> [Your task]:
Search the material below for the word "JSON" and copy every line in which it occurs.
▼
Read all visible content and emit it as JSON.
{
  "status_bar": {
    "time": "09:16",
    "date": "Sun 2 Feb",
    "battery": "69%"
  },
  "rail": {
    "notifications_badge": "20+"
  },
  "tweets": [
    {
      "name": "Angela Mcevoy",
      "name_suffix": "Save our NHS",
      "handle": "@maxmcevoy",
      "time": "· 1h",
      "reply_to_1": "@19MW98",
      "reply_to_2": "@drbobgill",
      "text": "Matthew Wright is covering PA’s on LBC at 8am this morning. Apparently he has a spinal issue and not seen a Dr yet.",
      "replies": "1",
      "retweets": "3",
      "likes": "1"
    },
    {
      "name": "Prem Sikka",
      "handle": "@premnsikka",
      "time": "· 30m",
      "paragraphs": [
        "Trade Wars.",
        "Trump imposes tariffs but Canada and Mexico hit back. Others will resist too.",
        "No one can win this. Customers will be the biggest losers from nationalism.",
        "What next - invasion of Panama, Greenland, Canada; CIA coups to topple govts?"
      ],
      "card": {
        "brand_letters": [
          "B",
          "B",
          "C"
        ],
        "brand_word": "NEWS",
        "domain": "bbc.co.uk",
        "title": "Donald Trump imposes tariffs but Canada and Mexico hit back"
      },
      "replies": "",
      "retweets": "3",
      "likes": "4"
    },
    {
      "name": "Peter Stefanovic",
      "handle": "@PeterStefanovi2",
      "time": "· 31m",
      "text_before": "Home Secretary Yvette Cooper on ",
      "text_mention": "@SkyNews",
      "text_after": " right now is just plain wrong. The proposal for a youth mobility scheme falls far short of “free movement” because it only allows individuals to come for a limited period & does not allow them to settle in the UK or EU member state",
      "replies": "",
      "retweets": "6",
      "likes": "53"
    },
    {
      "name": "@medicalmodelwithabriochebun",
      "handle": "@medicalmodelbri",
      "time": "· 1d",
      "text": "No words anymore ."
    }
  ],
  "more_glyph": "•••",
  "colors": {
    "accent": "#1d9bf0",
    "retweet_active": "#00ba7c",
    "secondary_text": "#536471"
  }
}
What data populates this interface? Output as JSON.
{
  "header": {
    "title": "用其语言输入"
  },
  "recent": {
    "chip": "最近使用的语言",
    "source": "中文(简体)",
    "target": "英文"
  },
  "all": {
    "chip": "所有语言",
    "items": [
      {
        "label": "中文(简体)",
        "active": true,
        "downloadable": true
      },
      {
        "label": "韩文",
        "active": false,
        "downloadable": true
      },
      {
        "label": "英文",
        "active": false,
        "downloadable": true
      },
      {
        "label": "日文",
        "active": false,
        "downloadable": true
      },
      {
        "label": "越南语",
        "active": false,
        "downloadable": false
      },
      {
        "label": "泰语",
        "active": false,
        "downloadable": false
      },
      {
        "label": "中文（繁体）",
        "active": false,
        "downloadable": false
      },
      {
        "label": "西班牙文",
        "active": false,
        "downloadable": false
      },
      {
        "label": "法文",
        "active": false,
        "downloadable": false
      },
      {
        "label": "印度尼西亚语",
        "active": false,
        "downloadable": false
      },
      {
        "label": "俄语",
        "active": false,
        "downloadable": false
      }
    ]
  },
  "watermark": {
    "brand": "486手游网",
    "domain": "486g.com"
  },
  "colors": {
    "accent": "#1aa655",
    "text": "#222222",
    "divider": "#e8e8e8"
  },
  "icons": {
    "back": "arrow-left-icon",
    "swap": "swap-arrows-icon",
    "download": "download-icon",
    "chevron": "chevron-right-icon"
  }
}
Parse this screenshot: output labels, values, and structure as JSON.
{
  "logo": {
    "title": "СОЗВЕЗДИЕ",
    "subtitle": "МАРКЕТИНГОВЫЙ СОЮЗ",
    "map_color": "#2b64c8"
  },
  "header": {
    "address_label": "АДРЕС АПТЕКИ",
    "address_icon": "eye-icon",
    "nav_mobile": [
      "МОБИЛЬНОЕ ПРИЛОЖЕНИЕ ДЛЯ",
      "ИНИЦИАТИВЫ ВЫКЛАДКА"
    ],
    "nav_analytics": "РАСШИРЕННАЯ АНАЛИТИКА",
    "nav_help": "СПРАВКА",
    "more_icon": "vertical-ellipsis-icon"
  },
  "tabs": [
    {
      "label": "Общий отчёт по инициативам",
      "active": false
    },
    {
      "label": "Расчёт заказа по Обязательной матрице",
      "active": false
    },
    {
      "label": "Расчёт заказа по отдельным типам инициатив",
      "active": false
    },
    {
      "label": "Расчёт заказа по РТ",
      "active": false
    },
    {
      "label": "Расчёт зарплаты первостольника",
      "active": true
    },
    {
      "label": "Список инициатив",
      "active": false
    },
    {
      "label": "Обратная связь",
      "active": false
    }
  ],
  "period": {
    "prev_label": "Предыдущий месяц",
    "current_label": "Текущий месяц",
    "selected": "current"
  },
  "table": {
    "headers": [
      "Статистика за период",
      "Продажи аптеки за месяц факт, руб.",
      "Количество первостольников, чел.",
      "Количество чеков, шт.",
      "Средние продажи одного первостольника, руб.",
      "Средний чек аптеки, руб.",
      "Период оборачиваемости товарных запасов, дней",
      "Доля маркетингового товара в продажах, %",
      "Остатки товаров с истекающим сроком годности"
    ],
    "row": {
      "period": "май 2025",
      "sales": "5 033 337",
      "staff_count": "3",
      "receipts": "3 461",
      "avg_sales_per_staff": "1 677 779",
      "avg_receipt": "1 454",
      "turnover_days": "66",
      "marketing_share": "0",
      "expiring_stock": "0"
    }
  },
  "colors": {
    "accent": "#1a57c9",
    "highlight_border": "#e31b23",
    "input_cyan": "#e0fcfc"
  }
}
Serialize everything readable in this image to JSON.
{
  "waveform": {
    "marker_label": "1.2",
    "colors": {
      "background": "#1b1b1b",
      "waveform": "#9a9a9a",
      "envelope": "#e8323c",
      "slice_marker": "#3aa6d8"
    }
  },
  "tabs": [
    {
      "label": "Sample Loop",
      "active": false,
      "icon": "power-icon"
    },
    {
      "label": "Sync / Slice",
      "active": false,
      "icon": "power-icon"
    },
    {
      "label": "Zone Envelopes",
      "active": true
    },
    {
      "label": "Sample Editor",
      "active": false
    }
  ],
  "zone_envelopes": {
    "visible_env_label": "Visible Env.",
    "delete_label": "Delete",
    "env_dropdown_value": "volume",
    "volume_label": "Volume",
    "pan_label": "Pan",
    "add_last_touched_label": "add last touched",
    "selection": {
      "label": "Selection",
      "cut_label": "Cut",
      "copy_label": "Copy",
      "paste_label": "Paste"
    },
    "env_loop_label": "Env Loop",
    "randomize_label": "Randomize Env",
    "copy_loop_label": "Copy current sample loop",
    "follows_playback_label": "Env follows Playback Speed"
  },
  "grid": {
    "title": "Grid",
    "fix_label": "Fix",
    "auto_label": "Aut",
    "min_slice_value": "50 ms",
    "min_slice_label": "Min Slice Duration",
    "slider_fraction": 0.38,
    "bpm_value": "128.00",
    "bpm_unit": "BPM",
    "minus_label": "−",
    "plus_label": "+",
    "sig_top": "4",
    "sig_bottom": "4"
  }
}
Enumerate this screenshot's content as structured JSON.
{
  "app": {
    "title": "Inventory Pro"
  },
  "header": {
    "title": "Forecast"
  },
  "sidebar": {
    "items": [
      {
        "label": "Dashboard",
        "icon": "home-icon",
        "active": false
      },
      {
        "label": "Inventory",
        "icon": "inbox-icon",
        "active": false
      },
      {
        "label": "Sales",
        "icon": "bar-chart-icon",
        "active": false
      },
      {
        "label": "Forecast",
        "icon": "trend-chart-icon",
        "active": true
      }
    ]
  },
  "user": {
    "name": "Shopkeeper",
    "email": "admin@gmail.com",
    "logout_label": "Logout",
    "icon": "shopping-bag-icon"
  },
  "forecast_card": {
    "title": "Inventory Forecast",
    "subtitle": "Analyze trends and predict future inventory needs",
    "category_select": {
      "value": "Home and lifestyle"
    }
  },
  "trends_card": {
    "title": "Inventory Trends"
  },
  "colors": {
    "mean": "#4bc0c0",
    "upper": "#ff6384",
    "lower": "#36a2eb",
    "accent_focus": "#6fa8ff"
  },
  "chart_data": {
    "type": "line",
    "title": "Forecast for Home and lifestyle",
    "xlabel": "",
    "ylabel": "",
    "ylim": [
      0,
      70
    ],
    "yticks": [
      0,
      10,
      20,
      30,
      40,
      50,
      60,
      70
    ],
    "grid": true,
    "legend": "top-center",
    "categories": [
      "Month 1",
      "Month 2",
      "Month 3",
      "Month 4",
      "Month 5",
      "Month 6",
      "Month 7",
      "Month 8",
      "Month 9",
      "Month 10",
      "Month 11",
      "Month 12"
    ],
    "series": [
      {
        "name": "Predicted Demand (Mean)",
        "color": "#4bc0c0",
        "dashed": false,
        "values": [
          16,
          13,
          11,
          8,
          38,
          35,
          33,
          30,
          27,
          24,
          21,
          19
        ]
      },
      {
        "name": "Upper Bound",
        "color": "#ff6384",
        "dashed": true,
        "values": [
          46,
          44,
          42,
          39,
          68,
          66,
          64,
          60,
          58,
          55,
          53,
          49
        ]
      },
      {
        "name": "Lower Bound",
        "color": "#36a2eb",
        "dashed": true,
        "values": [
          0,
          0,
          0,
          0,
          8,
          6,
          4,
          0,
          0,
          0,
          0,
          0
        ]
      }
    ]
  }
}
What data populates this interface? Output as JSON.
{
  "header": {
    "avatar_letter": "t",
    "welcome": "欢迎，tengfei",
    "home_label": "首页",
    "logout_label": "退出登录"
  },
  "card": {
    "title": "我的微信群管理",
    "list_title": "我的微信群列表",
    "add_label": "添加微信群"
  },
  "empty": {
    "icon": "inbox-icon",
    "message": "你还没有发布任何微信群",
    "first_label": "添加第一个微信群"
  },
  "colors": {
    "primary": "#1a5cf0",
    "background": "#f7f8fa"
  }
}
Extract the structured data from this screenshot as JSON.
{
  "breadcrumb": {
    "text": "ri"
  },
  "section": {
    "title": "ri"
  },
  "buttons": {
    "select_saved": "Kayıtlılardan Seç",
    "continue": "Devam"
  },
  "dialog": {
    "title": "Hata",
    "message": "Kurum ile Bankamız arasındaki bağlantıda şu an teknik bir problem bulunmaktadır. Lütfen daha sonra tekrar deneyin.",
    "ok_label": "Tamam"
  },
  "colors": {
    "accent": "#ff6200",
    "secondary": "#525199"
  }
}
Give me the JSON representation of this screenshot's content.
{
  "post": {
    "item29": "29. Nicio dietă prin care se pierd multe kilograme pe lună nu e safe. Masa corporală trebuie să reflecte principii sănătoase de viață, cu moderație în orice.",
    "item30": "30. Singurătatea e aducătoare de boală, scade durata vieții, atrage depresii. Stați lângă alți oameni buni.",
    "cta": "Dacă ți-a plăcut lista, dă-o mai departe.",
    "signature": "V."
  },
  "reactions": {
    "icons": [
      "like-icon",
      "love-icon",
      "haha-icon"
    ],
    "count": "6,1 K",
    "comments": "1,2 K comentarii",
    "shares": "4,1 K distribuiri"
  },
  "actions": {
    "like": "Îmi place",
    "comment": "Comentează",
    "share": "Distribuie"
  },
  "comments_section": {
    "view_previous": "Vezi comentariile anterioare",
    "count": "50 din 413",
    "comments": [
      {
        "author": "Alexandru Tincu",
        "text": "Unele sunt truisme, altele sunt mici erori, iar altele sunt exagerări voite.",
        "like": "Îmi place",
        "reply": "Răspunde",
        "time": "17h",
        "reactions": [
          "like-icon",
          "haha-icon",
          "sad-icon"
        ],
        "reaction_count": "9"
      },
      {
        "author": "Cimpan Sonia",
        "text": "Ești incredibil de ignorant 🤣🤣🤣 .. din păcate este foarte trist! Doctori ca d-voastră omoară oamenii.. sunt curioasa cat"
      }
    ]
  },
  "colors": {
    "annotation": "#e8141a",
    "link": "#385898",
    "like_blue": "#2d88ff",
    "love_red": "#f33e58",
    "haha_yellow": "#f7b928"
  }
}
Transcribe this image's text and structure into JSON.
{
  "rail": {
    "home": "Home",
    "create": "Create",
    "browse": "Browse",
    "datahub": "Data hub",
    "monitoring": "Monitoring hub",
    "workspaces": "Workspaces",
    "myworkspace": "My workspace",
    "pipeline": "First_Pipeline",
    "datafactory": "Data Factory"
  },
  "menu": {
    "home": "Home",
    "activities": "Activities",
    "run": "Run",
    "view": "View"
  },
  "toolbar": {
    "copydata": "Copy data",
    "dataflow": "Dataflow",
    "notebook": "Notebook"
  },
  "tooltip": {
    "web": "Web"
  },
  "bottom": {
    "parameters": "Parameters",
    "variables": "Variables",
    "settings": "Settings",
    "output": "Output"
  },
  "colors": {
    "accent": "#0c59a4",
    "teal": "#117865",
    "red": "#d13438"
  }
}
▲
> [Response to this task]:
Read all visible content and emit it as JSON.
What data populates this interface? Output as JSON.
Parse this screenshot: output labels, values, and structure as JSON.
Serialize everything readable in this image to JSON.
Enumerate this screenshot's content as structured JSON.
What data populates this interface? Output as JSON.
Extract the structured data from this screenshot as JSON.
Give me the JSON representation of this screenshot's content.
Transcribe this image's text and structure into JSON.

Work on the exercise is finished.